» EXERCISE OBJECTIVE: Every entry below needs to be copied exactly.

» DATA EXTRACT:

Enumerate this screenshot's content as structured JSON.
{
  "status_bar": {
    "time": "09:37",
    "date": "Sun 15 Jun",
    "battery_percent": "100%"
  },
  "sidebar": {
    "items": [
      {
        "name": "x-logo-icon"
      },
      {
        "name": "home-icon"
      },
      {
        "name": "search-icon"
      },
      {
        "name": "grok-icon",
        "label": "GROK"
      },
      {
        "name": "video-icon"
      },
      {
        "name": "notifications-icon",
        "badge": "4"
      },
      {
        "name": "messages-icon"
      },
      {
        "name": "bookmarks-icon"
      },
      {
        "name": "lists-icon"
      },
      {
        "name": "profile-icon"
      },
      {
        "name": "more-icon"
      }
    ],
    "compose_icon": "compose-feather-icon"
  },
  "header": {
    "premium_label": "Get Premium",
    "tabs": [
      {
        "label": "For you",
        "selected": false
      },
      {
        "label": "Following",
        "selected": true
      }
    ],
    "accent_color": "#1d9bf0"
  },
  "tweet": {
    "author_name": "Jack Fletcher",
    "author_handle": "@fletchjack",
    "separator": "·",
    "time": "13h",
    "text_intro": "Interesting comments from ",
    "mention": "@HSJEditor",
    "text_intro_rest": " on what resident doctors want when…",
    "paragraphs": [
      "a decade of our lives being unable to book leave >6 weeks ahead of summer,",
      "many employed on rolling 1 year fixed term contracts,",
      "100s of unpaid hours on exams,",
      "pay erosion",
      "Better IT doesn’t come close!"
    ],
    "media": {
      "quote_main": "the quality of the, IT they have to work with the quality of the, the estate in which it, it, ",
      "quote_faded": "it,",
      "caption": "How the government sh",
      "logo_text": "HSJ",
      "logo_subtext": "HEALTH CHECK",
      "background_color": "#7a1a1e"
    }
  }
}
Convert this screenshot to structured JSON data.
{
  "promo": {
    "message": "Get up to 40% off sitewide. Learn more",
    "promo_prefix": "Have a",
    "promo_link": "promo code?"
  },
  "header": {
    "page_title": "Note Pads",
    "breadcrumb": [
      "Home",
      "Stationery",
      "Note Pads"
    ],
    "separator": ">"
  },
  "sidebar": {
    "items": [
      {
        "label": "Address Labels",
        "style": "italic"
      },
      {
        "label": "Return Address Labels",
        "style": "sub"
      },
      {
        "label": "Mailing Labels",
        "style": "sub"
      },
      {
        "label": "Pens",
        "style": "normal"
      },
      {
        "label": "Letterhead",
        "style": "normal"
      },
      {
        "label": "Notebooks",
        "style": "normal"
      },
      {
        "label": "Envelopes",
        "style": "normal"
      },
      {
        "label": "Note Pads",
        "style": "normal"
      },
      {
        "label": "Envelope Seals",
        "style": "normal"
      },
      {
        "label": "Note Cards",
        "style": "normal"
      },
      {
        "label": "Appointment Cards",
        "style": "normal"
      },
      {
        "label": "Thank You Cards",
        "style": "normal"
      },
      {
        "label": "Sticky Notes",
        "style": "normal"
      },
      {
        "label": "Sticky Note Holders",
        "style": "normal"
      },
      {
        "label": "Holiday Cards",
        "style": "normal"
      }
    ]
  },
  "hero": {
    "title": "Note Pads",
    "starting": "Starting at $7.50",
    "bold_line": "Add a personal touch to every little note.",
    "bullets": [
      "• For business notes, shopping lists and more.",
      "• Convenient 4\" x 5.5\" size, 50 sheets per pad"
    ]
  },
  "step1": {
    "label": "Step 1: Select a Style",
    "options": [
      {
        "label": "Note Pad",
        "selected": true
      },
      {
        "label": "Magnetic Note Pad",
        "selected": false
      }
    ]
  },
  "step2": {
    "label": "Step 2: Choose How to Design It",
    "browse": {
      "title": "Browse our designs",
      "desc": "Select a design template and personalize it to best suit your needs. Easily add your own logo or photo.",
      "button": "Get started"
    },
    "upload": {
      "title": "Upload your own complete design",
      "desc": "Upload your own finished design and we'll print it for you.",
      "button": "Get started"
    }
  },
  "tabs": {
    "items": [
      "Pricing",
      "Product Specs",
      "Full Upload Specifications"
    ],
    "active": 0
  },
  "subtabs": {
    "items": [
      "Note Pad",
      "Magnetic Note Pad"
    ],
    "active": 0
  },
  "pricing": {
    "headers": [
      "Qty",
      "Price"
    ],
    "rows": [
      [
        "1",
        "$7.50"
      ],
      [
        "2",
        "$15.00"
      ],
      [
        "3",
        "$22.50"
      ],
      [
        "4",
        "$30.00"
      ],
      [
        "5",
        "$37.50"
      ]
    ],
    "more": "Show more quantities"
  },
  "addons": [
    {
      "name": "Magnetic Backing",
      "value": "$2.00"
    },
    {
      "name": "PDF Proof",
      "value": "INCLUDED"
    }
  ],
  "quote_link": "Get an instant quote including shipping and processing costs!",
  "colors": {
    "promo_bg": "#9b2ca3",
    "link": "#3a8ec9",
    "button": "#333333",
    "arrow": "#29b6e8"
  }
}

» RESULT FOR THIS TASK:
Enumerate this screenshot's content as structured JSON.
{
  "status_bar": {
    "time": "09:37",
    "date": "Sun 15 Jun",
    "battery_percent": "100%"
  },
  "sidebar": {
    "items": [
      {
        "name": "x-logo-icon"
      },
      {
        "name": "home-icon"
      },
      {
        "name": "search-icon"
      },
      {
        "name": "grok-icon",
        "label": "GROK"
      },
      {
        "name": "video-icon"
      },
      {
        "name": "notifications-icon",
        "badge": "4"
      },
      {
        "name": "messages-icon"
      },
      {
        "name": "bookmarks-icon"
      },
      {
        "name": "lists-icon"
      },
      {
        "name": "profile-icon"
      },
      {
        "name": "more-icon"
      }
    ],
    "compose_icon": "compose-feather-icon"
  },
  "header": {
    "premium_label": "Get Premium",
    "tabs": [
      {
        "label": "For you",
        "selected": false
      },
      {
        "label": "Following",
        "selected": true
      }
    ],
    "accent_color": "#1d9bf0"
  },
  "tweet": {
    "author_name": "Jack Fletcher",
    "author_handle": "@fletchjack",
    "separator": "·",
    "time": "13h",
    "text_intro": "Interesting comments from ",
    "mention": "@HSJEditor",
    "text_intro_rest": " on what resident doctors want when…",
    "paragraphs": [
      "a decade of our lives being unable to book leave >6 weeks ahead of summer,",
      "many employed on rolling 1 year fixed term contracts,",
      "100s of unpaid hours on exams,",
      "pay erosion",
      "Better IT doesn’t come close!"
    ],
    "media": {
      "quote_main": "the quality of the, IT they have to work with the quality of the, the estate in which it, it, ",
      "quote_faded": "it,",
      "caption": "How the government sh",
      "logo_text": "HSJ",
      "logo_subtext": "HEALTH CHECK",
      "background_color": "#7a1a1e"
    }
  }
}
Convert this screenshot to structured JSON data.
{
  "promo": {
    "message": "Get up to 40% off sitewide. Learn more",
    "promo_prefix": "Have a",
    "promo_link": "promo code?"
  },
  "header": {
    "page_title": "Note Pads",
    "breadcrumb": [
      "Home",
      "Stationery",
      "Note Pads"
    ],
    "separator": ">"
  },
  "sidebar": {
    "items": [
      {
        "label": "Address Labels",
        "style": "italic"
      },
      {
        "label": "Return Address Labels",
        "style": "sub"
      },
      {
        "label": "Mailing Labels",
        "style": "sub"
      },
      {
        "label": "Pens",
        "style": "normal"
      },
      {
        "label": "Letterhead",
        "style": "normal"
      },
      {
        "label": "Notebooks",
        "style": "normal"
      },
      {
        "label": "Envelopes",
        "style": "normal"
      },
      {
        "label": "Note Pads",
        "style": "normal"
      },
      {
        "label": "Envelope Seals",
        "style": "normal"
      },
      {
        "label": "Note Cards",
        "style": "normal"
      },
      {
        "label": "Appointment Cards",
        "style": "normal"
      },
      {
        "label": "Thank You Cards",
        "style": "normal"
      },
      {
        "label": "Sticky Notes",
        "style": "normal"
      },
      {
        "label": "Sticky Note Holders",
        "style": "normal"
      },
      {
        "label": "Holiday Cards",
        "style": "normal"
      }
    ]
  },
  "hero": {
    "title": "Note Pads",
    "starting": "Starting at $7.50",
    "bold_line": "Add a personal touch to every little note.",
    "bullets": [
      "• For business notes, shopping lists and more.",
      "• Convenient 4\" x 5.5\" size, 50 sheets per pad"
    ]
  },
  "step1": {
    "label": "Step 1: Select a Style",
    "options": [
      {
        "label": "Note Pad",
        "selected": true
      },
      {
        "label": "Magnetic Note Pad",
        "selected": false
      }
    ]
  },
  "step2": {
    "label": "Step 2: Choose How to Design It",
    "browse": {
      "title": "Browse our designs",
      "desc": "Select a design template and personalize it to best suit your needs. Easily add your own logo or photo.",
      "button": "Get started"
    },
    "upload": {
      "title": "Upload your own complete design",
      "desc": "Upload your own finished design and we'll print it for you.",
      "button": "Get started"
    }
  },
  "tabs": {
    "items": [
      "Pricing",
      "Product Specs",
      "Full Upload Specifications"
    ],
    "active": 0
  },
  "subtabs": {
    "items": [
      "Note Pad",
      "Magnetic Note Pad"
    ],
    "active": 0
  },
  "pricing": {
    "headers": [
      "Qty",
      "Price"
    ],
    "rows": [
      [
        "1",
        "$7.50"
      ],
      [
        "2",
        "$15.00"
      ],
      [
        "3",
        "$22.50"
      ],
      [
        "4",
        "$30.00"
      ],
      [
        "5",
        "$37.50"
      ]
    ],
    "more": "Show more quantities"
  },
  "addons": [
    {
      "name": "Magnetic Backing",
      "value": "$2.00"
    },
    {
      "name": "PDF Proof",
      "value": "INCLUDED"
    }
  ],
  "quote_link": "Get an instant quote including shipping and processing costs!",
  "colors": {
    "promo_bg": "#9b2ca3",
    "link": "#3a8ec9",
    "button": "#333333",
    "arrow": "#29b6e8"
  }
}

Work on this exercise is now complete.